* Task prompt *
Every record must appear in the answer exactly as it stands.
---
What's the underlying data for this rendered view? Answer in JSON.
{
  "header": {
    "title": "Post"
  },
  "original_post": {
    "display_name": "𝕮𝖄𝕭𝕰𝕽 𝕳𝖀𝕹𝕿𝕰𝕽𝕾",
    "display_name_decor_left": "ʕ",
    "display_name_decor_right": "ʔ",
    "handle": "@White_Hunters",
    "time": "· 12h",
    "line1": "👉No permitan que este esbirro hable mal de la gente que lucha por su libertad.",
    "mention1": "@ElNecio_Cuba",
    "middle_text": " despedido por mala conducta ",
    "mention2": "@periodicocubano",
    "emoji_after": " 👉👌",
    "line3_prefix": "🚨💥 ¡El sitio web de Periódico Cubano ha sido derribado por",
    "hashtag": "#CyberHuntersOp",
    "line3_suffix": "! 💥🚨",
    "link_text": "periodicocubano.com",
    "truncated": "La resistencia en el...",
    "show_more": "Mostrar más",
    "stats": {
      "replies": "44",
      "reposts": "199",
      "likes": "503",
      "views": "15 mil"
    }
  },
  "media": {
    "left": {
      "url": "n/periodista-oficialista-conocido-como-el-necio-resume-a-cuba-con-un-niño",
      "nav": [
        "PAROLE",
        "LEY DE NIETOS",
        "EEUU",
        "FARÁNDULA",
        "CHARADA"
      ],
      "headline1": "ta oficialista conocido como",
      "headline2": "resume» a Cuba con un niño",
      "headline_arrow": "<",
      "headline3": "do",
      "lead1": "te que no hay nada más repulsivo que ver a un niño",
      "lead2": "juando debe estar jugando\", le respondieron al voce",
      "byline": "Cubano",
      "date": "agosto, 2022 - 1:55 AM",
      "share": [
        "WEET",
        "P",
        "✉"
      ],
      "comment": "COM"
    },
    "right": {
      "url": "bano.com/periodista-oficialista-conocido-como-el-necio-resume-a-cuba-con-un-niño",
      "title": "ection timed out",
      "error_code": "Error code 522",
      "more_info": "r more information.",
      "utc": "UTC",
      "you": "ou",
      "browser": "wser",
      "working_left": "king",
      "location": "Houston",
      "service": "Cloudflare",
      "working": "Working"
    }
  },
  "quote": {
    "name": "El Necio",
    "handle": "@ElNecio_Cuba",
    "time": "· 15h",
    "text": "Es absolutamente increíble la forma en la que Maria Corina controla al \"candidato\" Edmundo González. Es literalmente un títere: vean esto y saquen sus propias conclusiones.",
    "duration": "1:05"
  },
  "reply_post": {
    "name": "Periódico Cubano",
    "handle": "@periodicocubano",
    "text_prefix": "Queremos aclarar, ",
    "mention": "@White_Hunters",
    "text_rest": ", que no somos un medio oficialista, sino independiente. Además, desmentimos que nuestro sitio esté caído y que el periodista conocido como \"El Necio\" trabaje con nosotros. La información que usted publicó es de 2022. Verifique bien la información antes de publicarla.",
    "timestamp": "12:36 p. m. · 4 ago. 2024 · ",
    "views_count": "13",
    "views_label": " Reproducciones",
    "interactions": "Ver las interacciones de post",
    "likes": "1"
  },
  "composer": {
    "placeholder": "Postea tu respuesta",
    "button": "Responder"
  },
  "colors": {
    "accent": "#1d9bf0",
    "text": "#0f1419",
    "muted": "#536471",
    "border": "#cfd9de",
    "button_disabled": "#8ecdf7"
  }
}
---
* Solved problem *
What's the underlying data for this rendered view? Answer in JSON.
{
  "header": {
    "title": "Post"
  },
  "original_post": {
    "display_name": "𝕮𝖄𝕭𝕰𝕽 𝕳𝖀𝕹𝕿𝕰𝕽𝕾",
    "display_name_decor_left": "ʕ",
    "display_name_decor_right": "ʔ",
    "handle": "@White_Hunters",
    "time": "· 12h",
    "line1": "👉No permitan que este esbirro hable mal de la gente que lucha por su libertad.",
    "mention1": "@ElNecio_Cuba",
    "middle_text": " despedido por mala conducta ",
    "mention2": "@periodicocubano",
    "emoji_after": " 👉👌",
    "line3_prefix": "🚨💥 ¡El sitio web de Periódico Cubano ha sido derribado por",
    "hashtag": "#CyberHuntersOp",
    "line3_suffix": "! 💥🚨",
    "link_text": "periodicocubano.com",
    "truncated": "La resistencia en el...",
    "show_more": "Mostrar más",
    "stats": {
      "replies": "44",
      "reposts": "199",
      "likes": "503",
      "views": "15 mil"
    }
  },
  "media": {
    "left": {
      "url": "n/periodista-oficialista-conocido-como-el-necio-resume-a-cuba-con-un-niño",
      "nav": [
        "PAROLE",
        "LEY DE NIETOS",
        "EEUU",
        "FARÁNDULA",
        "CHARADA"
      ],
      "headline1": "ta oficialista conocido como",
      "headline2": "resume» a Cuba con un niño",
      "headline_arrow": "<",
      "headline3": "do",
      "lead1": "te que no hay nada más repulsivo que ver a un niño",
      "lead2": "juando debe estar jugando\", le respondieron al voce",
      "byline": "Cubano",
      "date": "agosto, 2022 - 1:55 AM",
      "share": [
        "WEET",
        "P",
        "✉"
      ],
      "comment": "COM"
    },
    "right": {
      "url": "bano.com/periodista-oficialista-conocido-como-el-necio-resume-a-cuba-con-un-niño",
      "title": "ection timed out",
      "error_code": "Error code 522",
      "more_info": "r more information.",
      "utc": "UTC",
      "you": "ou",
      "browser": "wser",
      "working_left": "king",
      "location": "Houston",
      "service": "Cloudflare",
      "working": "Working"
    }
  },
  "quote": {
    "name": "El Necio",
    "handle": "@ElNecio_Cuba",
    "time": "· 15h",
    "text": "Es absolutamente increíble la forma en la que Maria Corina controla al \"candidato\" Edmundo González. Es literalmente un títere: vean esto y saquen sus propias conclusiones.",
    "duration": "1:05"
  },
  "reply_post": {
    "name": "Periódico Cubano",
    "handle": "@periodicocubano",
    "text_prefix": "Queremos aclarar, ",
    "mention": "@White_Hunters",
    "text_rest": ", que no somos un medio oficialista, sino independiente. Además, desmentimos que nuestro sitio esté caído y que el periodista conocido como \"El Necio\" trabaje con nosotros. La información que usted publicó es de 2022. Verifique bien la información antes de publicarla.",
    "timestamp": "12:36 p. m. · 4 ago. 2024 · ",
    "views_count": "13",
    "views_label": " Reproducciones",
    "interactions": "Ver las interacciones de post",
    "likes": "1"
  },
  "composer": {
    "placeholder": "Postea tu respuesta",
    "button": "Responder"
  },
  "colors": {
    "accent": "#1d9bf0",
    "text": "#0f1419",
    "muted": "#536471",
    "border": "#cfd9de",
    "button_disabled": "#8ecdf7"
  }
}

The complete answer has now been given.